- Airlift Landmarks - Present-day and historic photos of Berlin Airlift landmarks.
- Berlin City Guide - What to see in the German capital
- Tempelhof Airport Photos - Includes Airlift photos
- Berlin Photo Gallery - Historic and more recent Berlin Wall and other photos by the author of the German Way.
- East Side Gallery - An artistic section of the Berlin Wall that’s still standing. New 2008 photos.
- Recommended Reading - Selected travel books, some related directly to Berlin
- Our Expat page offers links of interest to those now living or planning to live in the German-speaking world.
- Alliierten Museum - The Allied Museum in Berlin. Appropriately, this useful, interesting Web site is available in English, French or German.
- Berlin Airlift - Background - From the Truman Electronic Whistle Stop. Maps help clarify the story.
- Berlin Airlift Veterans Association
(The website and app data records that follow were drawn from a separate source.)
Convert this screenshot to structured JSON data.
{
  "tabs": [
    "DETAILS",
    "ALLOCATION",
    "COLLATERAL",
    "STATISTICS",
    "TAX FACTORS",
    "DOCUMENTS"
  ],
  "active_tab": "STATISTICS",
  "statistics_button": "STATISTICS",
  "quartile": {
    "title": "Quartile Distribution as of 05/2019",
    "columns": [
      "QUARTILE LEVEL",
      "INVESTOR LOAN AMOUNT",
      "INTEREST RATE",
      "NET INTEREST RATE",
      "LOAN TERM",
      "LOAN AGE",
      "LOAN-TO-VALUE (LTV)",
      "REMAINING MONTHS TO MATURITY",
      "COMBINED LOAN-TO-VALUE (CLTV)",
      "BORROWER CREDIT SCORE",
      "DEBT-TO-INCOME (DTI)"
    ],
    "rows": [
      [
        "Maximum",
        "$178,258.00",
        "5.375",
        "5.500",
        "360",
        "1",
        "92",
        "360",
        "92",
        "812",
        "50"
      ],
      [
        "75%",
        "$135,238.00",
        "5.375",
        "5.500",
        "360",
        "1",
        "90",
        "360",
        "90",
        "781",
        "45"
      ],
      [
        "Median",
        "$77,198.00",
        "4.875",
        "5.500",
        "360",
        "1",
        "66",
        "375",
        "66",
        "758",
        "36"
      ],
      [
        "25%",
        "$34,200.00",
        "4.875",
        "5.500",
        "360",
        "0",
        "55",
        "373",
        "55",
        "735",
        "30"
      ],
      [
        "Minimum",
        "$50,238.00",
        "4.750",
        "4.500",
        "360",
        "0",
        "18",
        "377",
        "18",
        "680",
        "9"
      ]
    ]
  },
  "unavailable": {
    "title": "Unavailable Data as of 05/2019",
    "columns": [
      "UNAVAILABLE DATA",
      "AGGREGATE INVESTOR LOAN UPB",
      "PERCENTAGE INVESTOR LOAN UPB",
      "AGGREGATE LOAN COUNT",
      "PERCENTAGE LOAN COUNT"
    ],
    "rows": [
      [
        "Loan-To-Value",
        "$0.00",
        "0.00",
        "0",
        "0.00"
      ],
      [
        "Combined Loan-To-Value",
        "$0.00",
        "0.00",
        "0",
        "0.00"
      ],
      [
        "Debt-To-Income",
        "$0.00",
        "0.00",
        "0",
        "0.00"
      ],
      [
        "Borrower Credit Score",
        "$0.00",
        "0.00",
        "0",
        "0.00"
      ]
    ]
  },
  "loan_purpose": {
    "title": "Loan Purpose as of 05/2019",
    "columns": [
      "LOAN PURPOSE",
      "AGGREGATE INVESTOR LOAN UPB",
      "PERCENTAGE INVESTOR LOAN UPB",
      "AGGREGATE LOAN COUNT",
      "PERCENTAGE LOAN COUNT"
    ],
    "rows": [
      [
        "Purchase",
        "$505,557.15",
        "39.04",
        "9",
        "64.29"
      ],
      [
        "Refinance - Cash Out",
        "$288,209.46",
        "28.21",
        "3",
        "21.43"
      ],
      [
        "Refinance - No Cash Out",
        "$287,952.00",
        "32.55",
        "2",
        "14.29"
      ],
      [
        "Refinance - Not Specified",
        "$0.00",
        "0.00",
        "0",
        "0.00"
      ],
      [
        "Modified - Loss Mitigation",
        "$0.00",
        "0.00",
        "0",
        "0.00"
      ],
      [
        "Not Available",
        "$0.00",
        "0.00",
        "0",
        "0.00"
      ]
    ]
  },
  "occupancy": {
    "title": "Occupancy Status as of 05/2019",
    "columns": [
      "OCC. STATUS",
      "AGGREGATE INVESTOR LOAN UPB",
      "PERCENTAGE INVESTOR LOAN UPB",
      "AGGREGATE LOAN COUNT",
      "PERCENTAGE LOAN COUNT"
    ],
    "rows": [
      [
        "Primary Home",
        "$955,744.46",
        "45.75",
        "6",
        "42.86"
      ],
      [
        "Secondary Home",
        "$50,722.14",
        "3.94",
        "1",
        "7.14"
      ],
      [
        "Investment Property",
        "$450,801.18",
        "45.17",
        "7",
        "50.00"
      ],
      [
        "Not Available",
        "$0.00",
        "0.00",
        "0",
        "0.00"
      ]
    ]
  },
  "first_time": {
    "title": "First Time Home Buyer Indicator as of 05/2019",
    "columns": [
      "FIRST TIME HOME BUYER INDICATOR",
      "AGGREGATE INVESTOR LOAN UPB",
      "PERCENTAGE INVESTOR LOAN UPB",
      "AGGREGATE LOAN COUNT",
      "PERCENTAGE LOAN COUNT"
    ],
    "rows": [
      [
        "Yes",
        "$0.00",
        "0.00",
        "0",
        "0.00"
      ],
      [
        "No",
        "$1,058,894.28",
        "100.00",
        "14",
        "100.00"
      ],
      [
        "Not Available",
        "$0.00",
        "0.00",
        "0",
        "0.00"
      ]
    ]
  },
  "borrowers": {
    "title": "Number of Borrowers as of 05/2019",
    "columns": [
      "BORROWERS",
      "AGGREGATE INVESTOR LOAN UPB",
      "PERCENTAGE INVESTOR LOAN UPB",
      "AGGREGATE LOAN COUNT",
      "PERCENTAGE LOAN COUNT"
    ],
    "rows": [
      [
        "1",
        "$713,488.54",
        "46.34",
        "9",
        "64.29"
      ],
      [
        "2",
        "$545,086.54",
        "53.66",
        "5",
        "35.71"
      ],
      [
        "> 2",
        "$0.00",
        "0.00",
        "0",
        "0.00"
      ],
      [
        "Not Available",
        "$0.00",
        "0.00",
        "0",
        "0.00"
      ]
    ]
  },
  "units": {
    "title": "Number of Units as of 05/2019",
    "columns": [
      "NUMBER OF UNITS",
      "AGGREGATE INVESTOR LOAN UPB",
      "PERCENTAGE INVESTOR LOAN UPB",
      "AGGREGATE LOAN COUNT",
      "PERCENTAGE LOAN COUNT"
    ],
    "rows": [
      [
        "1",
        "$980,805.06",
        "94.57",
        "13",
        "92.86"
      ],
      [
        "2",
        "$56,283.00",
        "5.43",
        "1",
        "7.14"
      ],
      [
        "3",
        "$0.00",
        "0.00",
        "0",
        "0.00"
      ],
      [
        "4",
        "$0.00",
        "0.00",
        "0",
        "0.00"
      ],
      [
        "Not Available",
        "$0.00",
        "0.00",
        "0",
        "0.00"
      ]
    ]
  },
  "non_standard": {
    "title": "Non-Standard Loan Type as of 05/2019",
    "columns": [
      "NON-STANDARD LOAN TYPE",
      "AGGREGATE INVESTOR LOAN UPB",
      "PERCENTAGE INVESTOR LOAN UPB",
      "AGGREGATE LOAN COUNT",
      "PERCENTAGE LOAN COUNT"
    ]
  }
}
- Airlift History - It all started in June 1948.
- The Candy Bomber - Gail Halvorsen - Flew his famous “Raisin Bomber” missions over Berlin. AKA: “Der Schockoladenflieger” (“The Chocolate Plane”)
- Gallery - Pictures from the Airlift
- The Berlin Airlift Historical Foundation
“A Mission of History and Education”
- Berlin Airports Online - The Web site for Berlin’s three airports: Tegel, Tempelhof and Schönefeld.
- Europa der Lüfte “Drei Flughäfen der 30er Jahre.” This 1999 architectural project commemorated three European airfields of the 1930s: Berlin’s Tempelhof, Paris’ Le Bourget and Liverpool’s Speke. What do these historic airfields mean for the future? (Sadly, this site is no longer online.)
- Operation Vittles - This was the U.S. nickname for the Airlift.
- Rescue Tempelhof - Interesting Web site about the attempt to protect the airport terminal by adding Tempelhof to UNESCO’s list of World Heritage sites. In English and German.
- USAFE: Wiesbaden Celebrates Berlin Airlift Anniversary - 2008 article from the U.S. Air Forces in Europe site.
- Story of Berlin - A museum and Web site devoted to Berlin’s 800-year history. “Eine Zeitreise durch Berlin...” and great graphics! In German.
NEXT > Airlift Landmarks
MORE > Tempelhof Airport Photos